Good Luck! Hope to see you participating!!

Note: The mirror contest will run in parallel to the main contest with an hour delay.

That time you linked is start of mirror, not the start of main contest, right?

yes, of the mirror.

Gentle reminder!! 10 minutes to go!!

That G should be easily doable using binary search + numerical integration, right? That function will behave really good, I think, so I wouldn't expect any problems.

Yes, that's how I implemented it, and it passed without problems. Although, the author's solution isn't bisection, but probably something more high-tech.

Can someone please describe the solutions to problem L (Optimal BST revisited) and problem E (Divide me please)?

For problem E (Divide me please):

Any number N with digits n

_{k}n_{k-1}...n_{1}n_{0}can be written as n_{0}+ (n_{1}* 10^{1}) + ... + (n_{k-1}* 10^{k-1}) + (n_{k}* 10^{k})For any prime p, if we take N (mod p) then for p to be 1-sum:

10 ≡ 1 (mod p)because then the number simply becomes n_{0}+ n_{1}+ ... + n_{k-1}+ n_{k}(mod p)Similarly for p to be 1-altersum:

10 ≡ -1 (mod p)because then the number becomes n_{0}- n_{1}+ n_{2}...- n_{k-1}+ n_{k}(mod p)Generalizing the above, for any p to be

x-sum: 10^{x}≡ 1 (mod p)x-altersum: 10^{x}≡ -1 (mod p)So, we need to find minimum x such that 10

^{x}≡ 1 (mod p) OR 10^{x}≡ -1 (mod p)Now by Fermat's little theorem,

aso we need to find the least divisor of (p-1) which satisfies any of the above two equations. (It can be proven that the answer will always be a divisor of (p-1)).^{p-1}≡ 1 (mod p)Please explain how to prove that the answer will always be a divisor of p-1

You can prove it by contradiction. Assume that x is not a divisor of (p-1) but it satisfies any of the two equations. Since x is minimum value satisfying the equation therefore 10

^{i}≢ 1 (mod p) AND 10^{i}≢ -1 (mod p) ∀ 1 ≤ i ≤ (x-1)You can write (p-1) as qx + r where q is quotient when (p-1) is divided by x and r is remainder (0 < r < (p-1)). Therefore, 10

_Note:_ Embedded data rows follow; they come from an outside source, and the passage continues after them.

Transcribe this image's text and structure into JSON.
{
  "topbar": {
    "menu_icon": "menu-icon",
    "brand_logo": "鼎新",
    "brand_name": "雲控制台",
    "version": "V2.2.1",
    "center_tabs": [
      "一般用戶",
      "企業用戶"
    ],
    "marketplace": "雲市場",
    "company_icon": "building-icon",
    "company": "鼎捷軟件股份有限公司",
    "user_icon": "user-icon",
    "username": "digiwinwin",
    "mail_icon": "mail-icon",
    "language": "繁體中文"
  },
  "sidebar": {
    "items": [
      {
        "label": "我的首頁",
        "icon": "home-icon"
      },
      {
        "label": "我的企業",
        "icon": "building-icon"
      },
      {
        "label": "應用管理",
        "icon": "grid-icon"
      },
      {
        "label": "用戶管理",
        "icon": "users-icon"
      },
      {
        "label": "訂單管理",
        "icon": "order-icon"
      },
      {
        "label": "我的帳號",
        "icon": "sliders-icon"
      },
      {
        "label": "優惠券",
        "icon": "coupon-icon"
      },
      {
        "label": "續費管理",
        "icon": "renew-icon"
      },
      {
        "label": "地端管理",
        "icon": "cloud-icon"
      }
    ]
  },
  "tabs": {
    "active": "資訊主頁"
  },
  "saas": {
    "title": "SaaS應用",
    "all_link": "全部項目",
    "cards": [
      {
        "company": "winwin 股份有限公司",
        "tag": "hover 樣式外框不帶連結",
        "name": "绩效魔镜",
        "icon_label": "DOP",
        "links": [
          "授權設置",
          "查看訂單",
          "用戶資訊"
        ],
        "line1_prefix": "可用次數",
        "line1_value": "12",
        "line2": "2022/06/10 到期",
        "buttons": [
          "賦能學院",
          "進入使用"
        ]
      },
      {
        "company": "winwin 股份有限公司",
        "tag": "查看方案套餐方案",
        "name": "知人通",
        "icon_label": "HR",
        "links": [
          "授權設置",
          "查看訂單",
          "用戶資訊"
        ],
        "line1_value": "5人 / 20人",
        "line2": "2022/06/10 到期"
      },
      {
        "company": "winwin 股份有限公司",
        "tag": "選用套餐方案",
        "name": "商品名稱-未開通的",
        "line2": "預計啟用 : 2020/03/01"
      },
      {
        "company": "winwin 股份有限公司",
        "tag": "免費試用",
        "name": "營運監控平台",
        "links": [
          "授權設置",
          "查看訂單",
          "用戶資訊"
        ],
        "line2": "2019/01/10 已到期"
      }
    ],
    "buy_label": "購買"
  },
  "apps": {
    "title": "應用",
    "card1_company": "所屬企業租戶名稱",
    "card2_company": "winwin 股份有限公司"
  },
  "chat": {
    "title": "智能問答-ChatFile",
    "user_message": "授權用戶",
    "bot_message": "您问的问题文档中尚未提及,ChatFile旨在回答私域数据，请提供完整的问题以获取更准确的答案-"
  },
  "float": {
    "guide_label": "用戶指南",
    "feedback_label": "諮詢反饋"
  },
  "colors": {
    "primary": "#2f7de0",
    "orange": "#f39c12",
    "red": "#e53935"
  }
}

^{(p-1)}= 10^{(qx + r)}= 10^{qx}* 10^{r}Depending on value of 10

^{x}and q,10

^{qx}* 10^{r}≡ 1 * 10^{r}(mod p) OR10

^{qx}* 10^{r}≡ -1 * 10^{r}(mod p)Since, 10

^{r}≢ 1 (mod p) AND 10^{r}≢ -1 (mod p), the terms will never be equal to 1 (mod p). That contradicts the Fermat's little theorem a^{p-1}≡ 1 (mod p). Hence x has to be a divisor of (p-1).to think of this during a contest is a big task in itself :) thanks

L is dp with state

dp(l,r) denoting you are constructing a bst with values in range [l,r] , to calculate this , you can root the bst here with any value from [l,r] and take minimum cost which is just the number of nodes for which this root is the LCA.